A physiological sign that mimics lung point in critical care ultrasonography
- 2.8k Downloads
KeywordsPneumothorax Physiological Sign Lung Ultrasonography Visceral Pleura Pleural Line
Ultrasound has been widely used in the critical care setting for timely and accurate diagnosis of life-threatening conditions. Pneumothorax is one such condition and typically is confirmed by the presence of the following ultrasonographic findings: abolished lung sliding or lung pulsing, a stratosphere sign, the absence of B lines, and the presence of lung point [1,2]. In particular, lung point is demonstrated to have 100% specificity for the diagnosis of pneumothorax . Here, we present a sign that mimicked the findings of lung point but that was identified in healthy lung. To the best of our knowledge [4,5], this has never been described.
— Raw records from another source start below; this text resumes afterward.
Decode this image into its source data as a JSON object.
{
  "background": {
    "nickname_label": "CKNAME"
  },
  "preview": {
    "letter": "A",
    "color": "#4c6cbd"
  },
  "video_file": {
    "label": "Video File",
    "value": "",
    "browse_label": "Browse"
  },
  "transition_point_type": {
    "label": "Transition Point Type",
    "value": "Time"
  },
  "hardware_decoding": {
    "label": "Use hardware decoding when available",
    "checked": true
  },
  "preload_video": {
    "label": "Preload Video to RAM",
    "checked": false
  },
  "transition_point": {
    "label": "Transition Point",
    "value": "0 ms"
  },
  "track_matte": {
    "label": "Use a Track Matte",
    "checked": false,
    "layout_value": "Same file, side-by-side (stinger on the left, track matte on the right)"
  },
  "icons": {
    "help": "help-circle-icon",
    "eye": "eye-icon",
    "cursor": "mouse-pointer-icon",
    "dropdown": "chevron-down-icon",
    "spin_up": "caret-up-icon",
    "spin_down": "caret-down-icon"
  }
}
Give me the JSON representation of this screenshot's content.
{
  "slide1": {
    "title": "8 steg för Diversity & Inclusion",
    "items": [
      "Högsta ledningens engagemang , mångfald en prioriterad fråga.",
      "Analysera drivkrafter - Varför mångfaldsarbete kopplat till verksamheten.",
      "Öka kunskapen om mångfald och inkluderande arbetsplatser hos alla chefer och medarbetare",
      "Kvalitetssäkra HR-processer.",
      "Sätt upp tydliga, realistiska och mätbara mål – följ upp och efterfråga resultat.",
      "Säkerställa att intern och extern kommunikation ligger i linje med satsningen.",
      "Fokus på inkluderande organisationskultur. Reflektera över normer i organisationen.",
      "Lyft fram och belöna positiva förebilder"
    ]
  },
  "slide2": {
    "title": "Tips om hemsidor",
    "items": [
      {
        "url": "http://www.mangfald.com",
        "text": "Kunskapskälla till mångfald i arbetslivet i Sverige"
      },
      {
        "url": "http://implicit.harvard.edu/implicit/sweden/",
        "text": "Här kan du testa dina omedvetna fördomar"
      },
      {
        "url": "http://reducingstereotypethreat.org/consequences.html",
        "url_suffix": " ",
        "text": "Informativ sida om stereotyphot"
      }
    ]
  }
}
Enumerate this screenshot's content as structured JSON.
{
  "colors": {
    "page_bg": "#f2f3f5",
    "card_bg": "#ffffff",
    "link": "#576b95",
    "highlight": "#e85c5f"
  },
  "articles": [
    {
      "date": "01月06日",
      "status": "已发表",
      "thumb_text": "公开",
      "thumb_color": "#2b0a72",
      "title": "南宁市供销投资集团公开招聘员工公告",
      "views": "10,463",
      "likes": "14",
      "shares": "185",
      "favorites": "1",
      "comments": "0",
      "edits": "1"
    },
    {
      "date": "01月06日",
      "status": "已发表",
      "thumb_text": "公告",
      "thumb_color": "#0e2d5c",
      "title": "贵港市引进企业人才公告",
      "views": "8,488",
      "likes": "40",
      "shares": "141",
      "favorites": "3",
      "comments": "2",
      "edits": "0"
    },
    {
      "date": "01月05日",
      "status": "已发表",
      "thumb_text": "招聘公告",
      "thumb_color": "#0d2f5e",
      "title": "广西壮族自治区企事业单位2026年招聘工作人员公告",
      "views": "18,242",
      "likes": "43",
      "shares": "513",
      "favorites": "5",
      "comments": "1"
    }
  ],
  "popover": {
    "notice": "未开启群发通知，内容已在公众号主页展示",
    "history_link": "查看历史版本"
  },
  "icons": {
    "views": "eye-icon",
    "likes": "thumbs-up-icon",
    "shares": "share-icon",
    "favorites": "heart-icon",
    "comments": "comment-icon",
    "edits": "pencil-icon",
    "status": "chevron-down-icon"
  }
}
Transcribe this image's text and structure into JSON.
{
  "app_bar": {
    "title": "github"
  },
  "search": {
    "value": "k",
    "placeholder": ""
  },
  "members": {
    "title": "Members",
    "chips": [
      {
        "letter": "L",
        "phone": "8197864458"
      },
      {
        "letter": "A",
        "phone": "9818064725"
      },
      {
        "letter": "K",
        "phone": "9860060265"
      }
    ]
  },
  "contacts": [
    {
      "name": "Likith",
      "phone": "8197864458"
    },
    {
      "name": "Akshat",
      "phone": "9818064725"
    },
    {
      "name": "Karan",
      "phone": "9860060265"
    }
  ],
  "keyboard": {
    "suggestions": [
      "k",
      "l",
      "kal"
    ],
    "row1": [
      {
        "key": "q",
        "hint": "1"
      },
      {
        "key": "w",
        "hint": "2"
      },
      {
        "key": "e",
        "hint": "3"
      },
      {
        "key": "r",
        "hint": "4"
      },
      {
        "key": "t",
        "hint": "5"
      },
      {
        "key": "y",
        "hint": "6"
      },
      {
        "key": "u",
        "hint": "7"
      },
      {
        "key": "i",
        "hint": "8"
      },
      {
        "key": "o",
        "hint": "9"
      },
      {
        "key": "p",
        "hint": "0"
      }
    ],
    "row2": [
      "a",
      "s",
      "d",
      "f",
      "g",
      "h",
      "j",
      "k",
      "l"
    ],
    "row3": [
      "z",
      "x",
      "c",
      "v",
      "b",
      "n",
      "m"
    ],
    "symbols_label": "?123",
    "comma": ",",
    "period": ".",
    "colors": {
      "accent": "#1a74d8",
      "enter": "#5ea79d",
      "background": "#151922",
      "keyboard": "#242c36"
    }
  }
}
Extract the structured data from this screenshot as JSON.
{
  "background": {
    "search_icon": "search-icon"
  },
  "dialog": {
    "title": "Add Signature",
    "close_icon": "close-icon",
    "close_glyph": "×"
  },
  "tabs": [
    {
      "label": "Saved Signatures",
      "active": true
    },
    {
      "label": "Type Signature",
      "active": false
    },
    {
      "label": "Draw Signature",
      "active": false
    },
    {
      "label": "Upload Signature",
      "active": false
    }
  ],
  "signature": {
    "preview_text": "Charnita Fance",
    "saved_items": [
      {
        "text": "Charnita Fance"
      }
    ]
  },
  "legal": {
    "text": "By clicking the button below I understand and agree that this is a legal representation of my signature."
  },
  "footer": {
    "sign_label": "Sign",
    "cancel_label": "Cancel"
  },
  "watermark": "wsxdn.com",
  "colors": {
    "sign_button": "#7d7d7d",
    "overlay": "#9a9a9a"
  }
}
The physiological sign found in our report is thought to be formed at the mediastinal pleura, where visceral pleura have contact with soft tissue of the mediastinum. The lung expanded cyclically with inspiration, creating the appearance of a lung point sign on the ultrasound. The physiological sign differs from pneumothorax lung point in that soft tissue with cardiac pulse can be visualized at the no-lung region whereas in pneumothorax the no-lung region typically shows an A-line pattern without lung sliding. A lung point is seen at the transition of a lung image (B lines, consolidation, or sliding + A lines) with an image suggestive of pneumothorax (absence of lung sliding + A lines) . The video does not show the absence of lung sliding + A lines. Instead, where there should be A lines (if this were a lung point), the video shows cardiac motion. Clinicians should be cautious in making a diagnosis of pneumothorax when they see this physiological sign.
This is an Open Access article distributed under the terms of the Creative Commons Attribution License (http://creativecommons.org/licenses/by/4.0), which permits unrestricted use, distribution, and reproduction in any medium, provided the original work is properly credited. The Creative Commons Public Domain Dedication waiver (http://creativecommons.org/publicdomain/zero/1.0/) applies to the data made available in this article, unless otherwise stated.